This plant is restricted for shipment to Massachusetts.
Latin: Robinia pseudoacacia
Other common names: yellow locust
Mature Height: 40-80 ft. Its trunk can grow to 3-4 feet in diameter. Can sucker from its roots.
Soil / Climate: It is native to South Eastern United States. Black Locust is easily transplanted and grown. Likes full sun and tolerant of most soils. Its known as a very tough plant.
Notes: drooping, black seed pods 2-4″ long. The bark is deep furrowed and blackish. Each leaf usually has a pair of thorns at its base. Its fragrant white flowers (which smell similar to orange blossoms) can be dipped in batter and deep fried. Because it tolerates pollution well, it makes a good city, planted tree. Black Locust wood is hard, resistant to rot and durable, making it useful for furniture, flooring, paneling, fence posts and small watercraft. It is also planted for firewood because it grows rapidly and makes a good slow burning fire. It has the ability to burn even when wet. Makes a good shade tree, used as erosion control and/or for flowering effect.

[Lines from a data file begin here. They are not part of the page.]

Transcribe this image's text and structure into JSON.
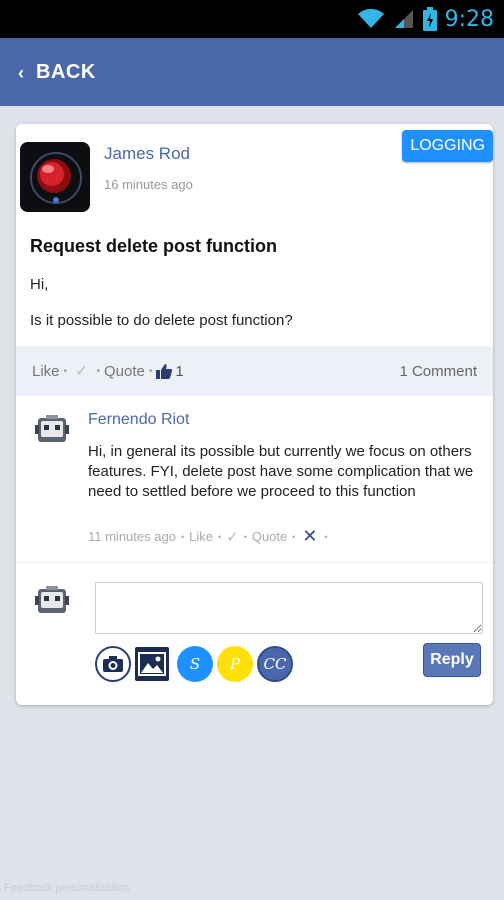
{
  "status_bar": {
    "time": "9:28"
  },
  "header": {
    "back_label": "BACK"
  },
  "post": {
    "author": "James Rod",
    "time": "16 minutes ago",
    "tag": "LOGGING",
    "title": "Request delete post function",
    "body_lines": [
      "Hi,",
      "Is it possible to do delete post function?"
    ],
    "actions": {
      "like": "Like",
      "quote": "Quote",
      "likes_count": "1",
      "comments": "1 Comment"
    }
  },
  "comment": {
    "author": "Fernendo Riot",
    "text": "Hi, in general its possible but currently we focus on others features. FYI, delete post have some complication that we need to settled before we proceed to this function",
    "time": "11 minutes ago",
    "like": "Like",
    "quote": "Quote"
  },
  "reply": {
    "input_value": "",
    "tools": {
      "s_label": "S",
      "p_label": "P",
      "cc_label": "CC"
    },
    "button_label": "Reply"
  },
  "footer": {
    "watermark": "Feedback personalization"
  },
  "colors": {
    "header_bg": "#4a67aa",
    "tag_bg": "#1e90ff",
    "link": "#4a67aa"
  }
}
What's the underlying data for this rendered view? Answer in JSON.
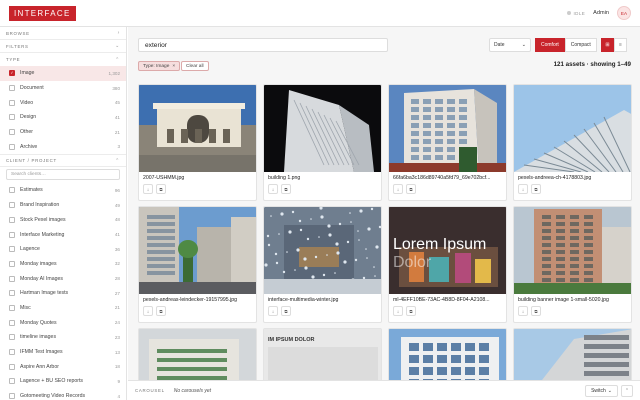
{
  "header": {
    "logo": "INTERFACE",
    "status": "IDLE",
    "user": "Admin",
    "avatar_initials": "EA"
  },
  "sidebar": {
    "browse_label": "BROWSE",
    "filters_label": "FILTERS",
    "type_label": "TYPE",
    "types": [
      {
        "label": "Image",
        "count": "1,302",
        "checked": true
      },
      {
        "label": "Document",
        "count": "380",
        "checked": false
      },
      {
        "label": "Video",
        "count": "45",
        "checked": false
      },
      {
        "label": "Design",
        "count": "41",
        "checked": false
      },
      {
        "label": "Other",
        "count": "21",
        "checked": false
      },
      {
        "label": "Archive",
        "count": "3",
        "checked": false
      }
    ],
    "client_label": "CLIENT / PROJECT",
    "client_search_placeholder": "Search clients…",
    "clients": [
      {
        "label": "Estimates",
        "count": "96"
      },
      {
        "label": "Brand Inspiration",
        "count": "49"
      },
      {
        "label": "Stock Pexel images",
        "count": "48"
      },
      {
        "label": "Interface Marketing",
        "count": "41"
      },
      {
        "label": "Lagence",
        "count": "36"
      },
      {
        "label": "Monday images",
        "count": "32"
      },
      {
        "label": "Monday AI Images",
        "count": "28"
      },
      {
        "label": "Hartman Image tests",
        "count": "27"
      },
      {
        "label": "Misc",
        "count": "21"
      },
      {
        "label": "Monday Quotes",
        "count": "24"
      },
      {
        "label": "timeline images",
        "count": "23"
      },
      {
        "label": "IFMM Test Images",
        "count": "13"
      },
      {
        "label": "Aspire Ann Arbor",
        "count": "18"
      },
      {
        "label": "Lagence + BU SEO reports",
        "count": "9"
      },
      {
        "label": "Gotomeeting Video Records",
        "count": "4"
      }
    ]
  },
  "toolbar": {
    "search_value": "exterior",
    "sort_value": "Date",
    "density_comfort": "Comfort",
    "density_compact": "Compact",
    "filter_chip": "Type: Image",
    "clear_all": "Clear all",
    "asset_count": "121 assets · showing 1–49"
  },
  "assets": [
    {
      "name": "2007-USHMM.jpg",
      "thumb": "museum"
    },
    {
      "name": "building 1.png",
      "thumb": "dark"
    },
    {
      "name": "66fa6ba3c186d89740a5fd79_69e702bcf...",
      "thumb": "apart"
    },
    {
      "name": "pexels-andreea-ch-4178803.jpg",
      "thumb": "sky"
    },
    {
      "name": "pexels-andreas-leindecker-19157995.jpg",
      "thumb": "street"
    },
    {
      "name": "interface-multimedia-winter.jpg",
      "thumb": "winter"
    },
    {
      "name": "ml-4EFF10BE-73AC-4B8D-8F04-A2108...",
      "thumb": "lorem"
    },
    {
      "name": "building banner image 1-small-5020.jpg",
      "thumb": "tower"
    },
    {
      "name": "",
      "thumb": "row3a"
    },
    {
      "name": "",
      "thumb": "row3b"
    },
    {
      "name": "",
      "thumb": "row3c"
    },
    {
      "name": "",
      "thumb": "row3d"
    }
  ],
  "lorem_text": "Lorem Ipsum Dolor",
  "row3b_text": "IM IPSUM DOLOR",
  "carousel": {
    "label": "CAROUSEL",
    "empty": "No carousels yet",
    "switch": "Switch"
  }
}
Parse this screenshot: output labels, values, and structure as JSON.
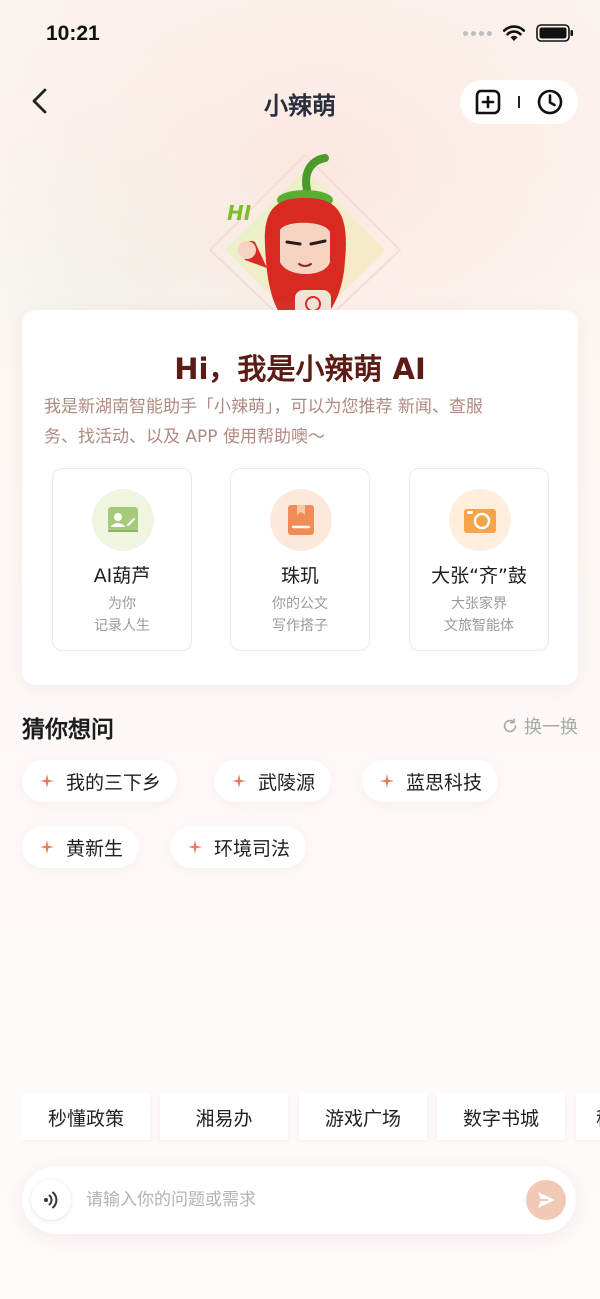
{
  "status_bar": {
    "time": "10:21"
  },
  "nav": {
    "title": "小辣萌"
  },
  "welcome": {
    "title": "Hi，我是小辣萌 AI",
    "intro_line1": "我是新湖南智能助手「小辣萌」，可以为您推荐 新闻、查服",
    "intro_line2": "务、找活动、以及 APP 使用帮助噢～"
  },
  "features": [
    {
      "name": "AI葫芦",
      "desc_line1": "为你",
      "desc_line2": "记录人生",
      "icon": "id-card-icon",
      "color": "#bfd89c"
    },
    {
      "name": "珠玑",
      "desc_line1": "你的公文",
      "desc_line2": "写作搭子",
      "icon": "bookmark-icon",
      "color": "#f4a56f"
    },
    {
      "name": "大张“齐”鼓",
      "desc_line1": "大张家界",
      "desc_line2": "文旅智能体",
      "icon": "camera-icon",
      "color": "#f8b365"
    }
  ],
  "suggestions": {
    "title": "猜你想问",
    "refresh_label": "换一换",
    "items": [
      "我的三下乡",
      "武陵源",
      "蓝思科技",
      "黄新生",
      "环境司法"
    ]
  },
  "shortcuts": [
    "秒懂政策",
    "湘易办",
    "游戏广场",
    "数字书城",
    "移"
  ],
  "input": {
    "placeholder": "请输入你的问题或需求"
  },
  "colors": {
    "accent": "#e8523e",
    "title": "#5c1c15",
    "send_button": "#f1c9b4"
  }
}
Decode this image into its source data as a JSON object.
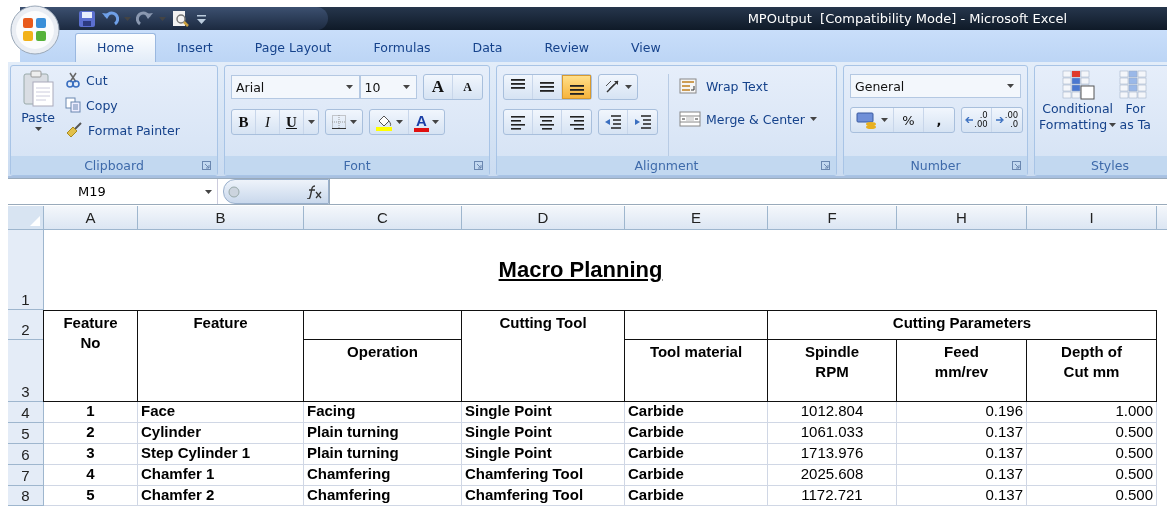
{
  "window": {
    "title": "MPOutput  [Compatibility Mode] - Microsoft Excel"
  },
  "tabs": [
    {
      "label": "Home",
      "selected": true
    },
    {
      "label": "Insert",
      "selected": false
    },
    {
      "label": "Page Layout",
      "selected": false
    },
    {
      "label": "Formulas",
      "selected": false
    },
    {
      "label": "Data",
      "selected": false
    },
    {
      "label": "Review",
      "selected": false
    },
    {
      "label": "View",
      "selected": false
    }
  ],
  "ribbon": {
    "clipboard": {
      "label": "Clipboard",
      "paste": "Paste",
      "cut": "Cut",
      "copy": "Copy",
      "format_painter": "Format Painter"
    },
    "font": {
      "label": "Font",
      "font_name": "Arial",
      "font_size": "10",
      "grow": "A",
      "shrink": "A",
      "bold": "B",
      "italic": "I",
      "underline": "U",
      "font_color": "A"
    },
    "alignment": {
      "label": "Alignment",
      "vertical": [
        {
          "kind": "top",
          "selected": false
        },
        {
          "kind": "middle",
          "selected": false
        },
        {
          "kind": "bottom",
          "selected": true
        }
      ],
      "horizontal": [
        {
          "kind": "left"
        },
        {
          "kind": "center"
        },
        {
          "kind": "right"
        }
      ],
      "wrap_text": "Wrap Text",
      "merge_center": "Merge & Center"
    },
    "number": {
      "label": "Number",
      "format": "General",
      "percent": "%",
      "comma": ",",
      "increase_decimal": [
        ".0",
        ".00"
      ],
      "decrease_decimal": [
        ".00",
        ".0"
      ]
    },
    "styles": {
      "label": "Styles",
      "conditional_formatting": [
        "Conditional",
        "Formatting"
      ],
      "format_as_table": [
        "For",
        "as Ta"
      ]
    }
  },
  "formula_bar": {
    "name_box": "M19"
  },
  "sheet": {
    "columns": [
      "A",
      "B",
      "C",
      "D",
      "E",
      "F",
      "H",
      "I"
    ],
    "row_numbers": [
      "1",
      "2",
      "3",
      "4",
      "5",
      "6",
      "7",
      "8"
    ],
    "title": "Macro Planning",
    "header": {
      "feature_no": "Feature No",
      "feature": "Feature",
      "operation": "Operation",
      "cutting_tool": "Cutting Tool",
      "tool_material": "Tool material",
      "cutting_parameters": "Cutting Parameters",
      "spindle_rpm": "Spindle RPM",
      "feed": "Feed mm/rev",
      "depth_of_cut": "Depth of Cut mm"
    },
    "rows": [
      {
        "no": "1",
        "feature": "Face",
        "operation": "Facing",
        "tool": "Single Point",
        "material": "Carbide",
        "rpm": "1012.804",
        "feed": "0.196",
        "depth": "1.000"
      },
      {
        "no": "2",
        "feature": "Cylinder",
        "operation": "Plain turning",
        "tool": "Single Point",
        "material": "Carbide",
        "rpm": "1061.033",
        "feed": "0.137",
        "depth": "0.500"
      },
      {
        "no": "3",
        "feature": "Step Cylinder 1",
        "operation": "Plain turning",
        "tool": "Single Point",
        "material": "Carbide",
        "rpm": "1713.976",
        "feed": "0.137",
        "depth": "0.500"
      },
      {
        "no": "4",
        "feature": "Chamfer 1",
        "operation": "Chamfering",
        "tool": "Chamfering Tool",
        "material": "Carbide",
        "rpm": "2025.608",
        "feed": "0.137",
        "depth": "0.500"
      },
      {
        "no": "5",
        "feature": "Chamfer 2",
        "operation": "Chamfering",
        "tool": "Chamfering Tool",
        "material": "Carbide",
        "rpm": "1172.721",
        "feed": "0.137",
        "depth": "0.500"
      }
    ]
  }
}
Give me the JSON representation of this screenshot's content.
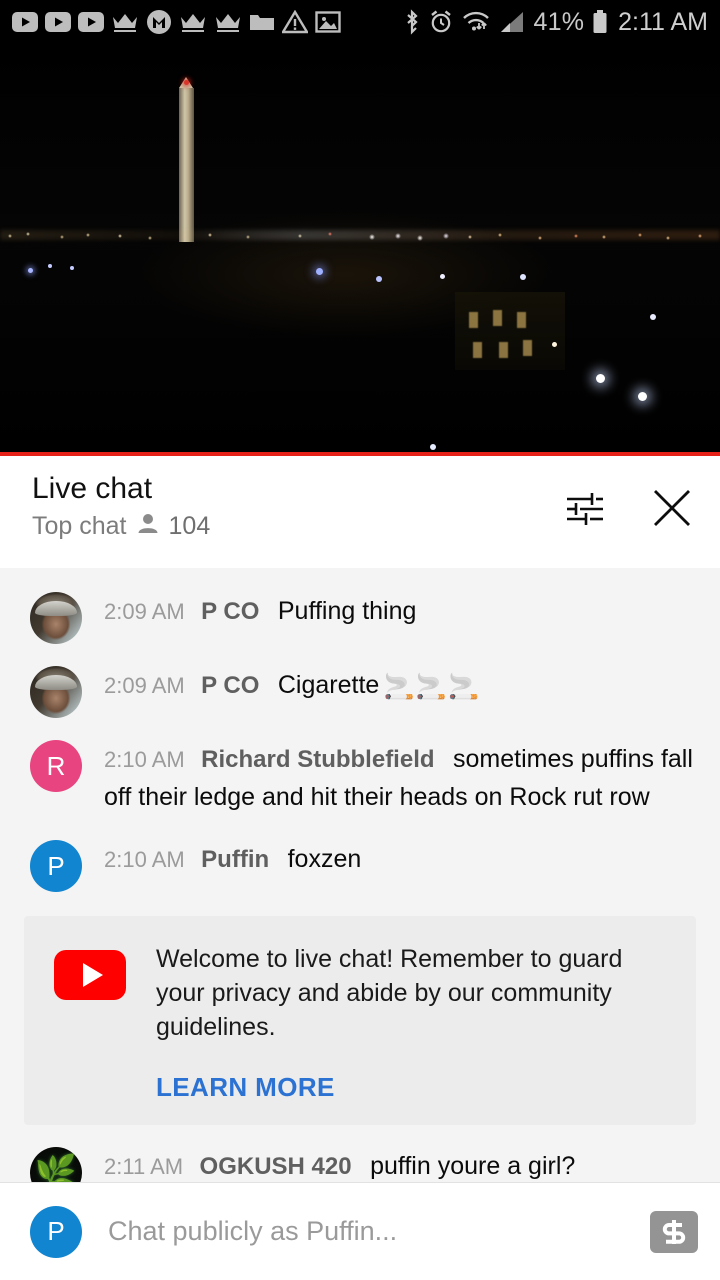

Wildlife: Black locust produces large dark seedpods which hang and provide food for quail, turkey, grouse, pheasant, and song birds from autumn to early spring when vegetation becomes scarce. Small wildlife animals often take advantage of the Black Locust’s thorns by nesting among the branches. Deer are also attracted to Black locust.